Problem statement – Show each line of the records below where the word "name" occurs.

··· Dataset extract ···

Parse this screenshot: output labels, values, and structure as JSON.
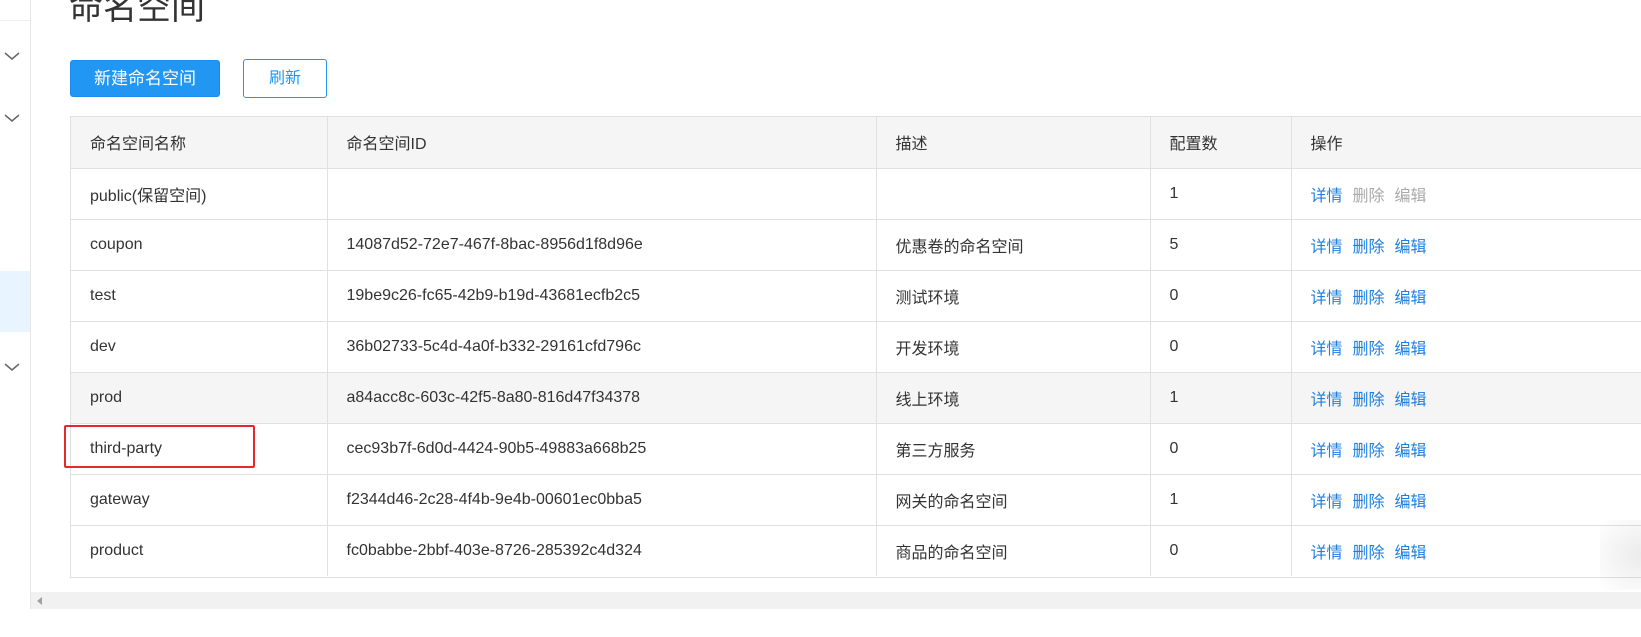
{
  "page": {
    "title": "命名空间"
  },
  "toolbar": {
    "create_label": "新建命名空间",
    "refresh_label": "刷新"
  },
  "table": {
    "headers": {
      "name": "命名空间名称",
      "id": "命名空间ID",
      "desc": "描述",
      "count": "配置数",
      "ops": "操作"
    },
    "rows": [
      {
        "name": "public(保留空间)",
        "id": "",
        "desc": "",
        "count": "1",
        "detail": "详情",
        "delete": "删除",
        "edit": "编辑"
      },
      {
        "name": "coupon",
        "id": "14087d52-72e7-467f-8bac-8956d1f8d96e",
        "desc": "优惠卷的命名空间",
        "count": "5",
        "detail": "详情",
        "delete": "删除",
        "edit": "编辑"
      },
      {
        "name": "test",
        "id": "19be9c26-fc65-42b9-b19d-43681ecfb2c5",
        "desc": "测试环境",
        "count": "0",
        "detail": "详情",
        "delete": "删除",
        "edit": "编辑"
      },
      {
        "name": "dev",
        "id": "36b02733-5c4d-4a0f-b332-29161cfd796c",
        "desc": "开发环境",
        "count": "0",
        "detail": "详情",
        "delete": "删除",
        "edit": "编辑"
      },
      {
        "name": "prod",
        "id": "a84acc8c-603c-42f5-8a80-816d47f34378",
        "desc": "线上环境",
        "count": "1",
        "detail": "详情",
        "delete": "删除",
        "edit": "编辑"
      },
      {
        "name": "third-party",
        "id": "cec93b7f-6d0d-4424-90b5-49883a668b25",
        "desc": "第三方服务",
        "count": "0",
        "detail": "详情",
        "delete": "删除",
        "edit": "编辑"
      },
      {
        "name": "gateway",
        "id": "f2344d46-2c28-4f4b-9e4b-00601ec0bba5",
        "desc": "网关的命名空间",
        "count": "1",
        "detail": "详情",
        "delete": "删除",
        "edit": "编辑"
      },
      {
        "name": "product",
        "id": "fc0babbe-2bbf-403e-8726-285392c4d324",
        "desc": "商品的命名空间",
        "count": "0",
        "detail": "详情",
        "delete": "删除",
        "edit": "编辑"
      }
    ]
  },
  "sidebar": {
    "icons": [
      "chevron-down-icon",
      "chevron-down-icon",
      "chevron-down-icon"
    ]
  },
  "colors": {
    "primary": "#2196f3",
    "link": "#1e7fe0",
    "disabled": "#aaaaaa",
    "highlight_box": "#e5292b",
    "header_bg": "#f5f5f5"
  }
}
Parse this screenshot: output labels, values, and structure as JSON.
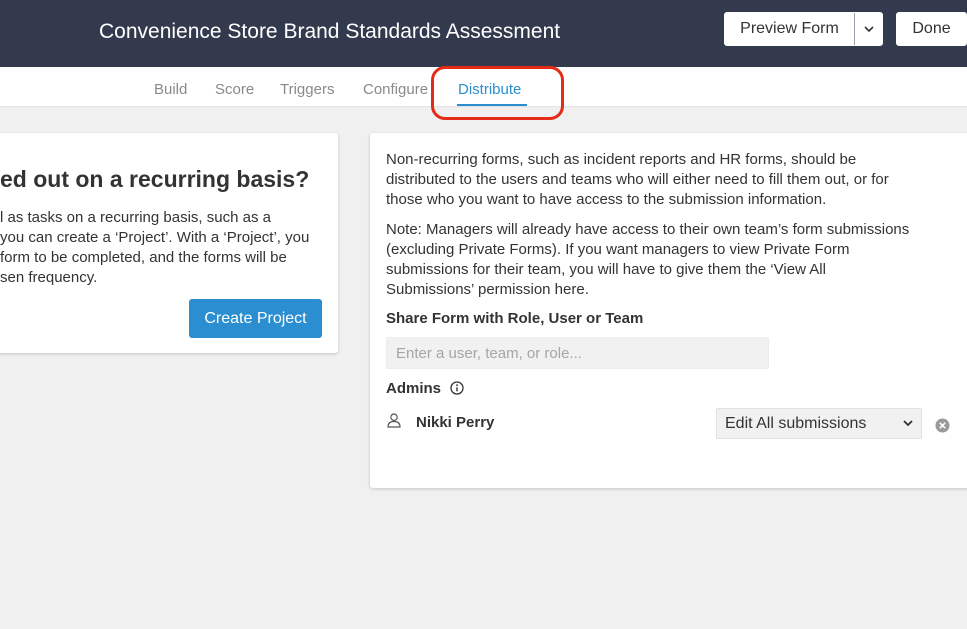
{
  "header": {
    "form_title": "Convenience Store Brand Standards Assessment",
    "preview_label": "Preview Form",
    "preview_menu_icon": "chevron-down-icon",
    "done_label": "Done"
  },
  "tabs": [
    {
      "label": "Build",
      "active": false
    },
    {
      "label": "Score",
      "active": false
    },
    {
      "label": "Triggers",
      "active": false
    },
    {
      "label": "Configure",
      "active": false
    },
    {
      "label": "Distribute",
      "active": true
    }
  ],
  "left_card": {
    "heading": "ed out on a recurring basis?",
    "body_lines": [
      "l as tasks on a recurring basis, such as a",
      "you can create a ‘Project’. With a ‘Project’, you",
      "form to be completed, and the forms will be",
      "sen frequency."
    ],
    "create_button": "Create Project"
  },
  "distribute": {
    "intro_lines": [
      "Non-recurring forms, such as incident reports and HR forms, should be",
      "distributed to the users and teams who will either need to fill them out, or for",
      "those who you want to have access to the submission information."
    ],
    "note_lines": [
      "Note: Managers will already have access to their own team’s form submissions",
      "(excluding Private Forms). If you want managers to view Private Form",
      "submissions for their team, you will have to give them the ‘View All",
      "Submissions’ permission here."
    ],
    "share_label": "Share Form with Role, User or Team",
    "search_placeholder": "Enter a user, team, or role...",
    "admins_label": "Admins",
    "admins_info_icon": "info-icon",
    "admins": [
      {
        "icon": "user-icon",
        "name": "Nikki Perry",
        "permission": "Edit All submissions",
        "remove_icon": "remove-circle-icon"
      }
    ]
  },
  "colors": {
    "header_bg": "#333a4d",
    "accent_blue": "#2b8ed0",
    "highlight_red": "#e52a15",
    "page_bg": "#f0f0f0"
  }
}
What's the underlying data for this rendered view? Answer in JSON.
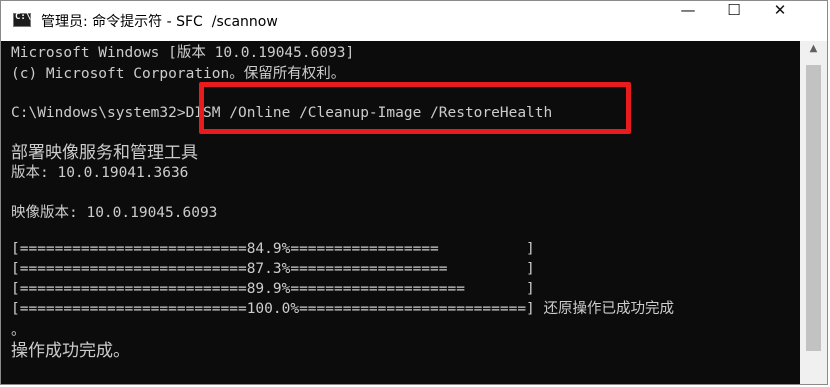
{
  "window": {
    "icon_glyph": "C:\\",
    "title": "管理员: 命令提示符 - SFC  /scannow",
    "minimize_glyph": "—",
    "maximize_glyph": "☐",
    "close_glyph": "✕"
  },
  "console": {
    "lines": [
      "Microsoft Windows [版本 10.0.19045.6093]",
      "(c) Microsoft Corporation。保留所有权利。",
      "C:\\Windows\\system32>DISM /Online /Cleanup-Image /RestoreHealth",
      "部署映像服务和管理工具",
      "版本: 10.0.19041.3636",
      "映像版本: 10.0.19045.6093",
      "[==========================84.9%=================          ]",
      "[==========================87.3%==================         ]",
      "[==========================89.9%====================       ]",
      "[==========================100.0%==========================] 还原操作已成功完成",
      "。",
      "操作成功完成。"
    ]
  },
  "scrollbar": {
    "up_arrow": "▲",
    "thumb_fraction": 0.9
  },
  "colors": {
    "console_bg": "#0c0c0c",
    "console_text": "#cccccc",
    "highlight": "#e81c1c"
  },
  "icons": {
    "app": "cmd-icon",
    "minimize": "minimize-icon",
    "maximize": "maximize-icon",
    "close": "close-icon"
  }
}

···

Answer space –
      "name": "命名空间名称",
        "name": "public(保留空间)",
        "name": "coupon",
        "name": "test",
        "name": "dev",
        "name": "prod",
        "name": "third-party",
        "name": "gateway",
        "name": "product",
        "name": "Nikki Perry",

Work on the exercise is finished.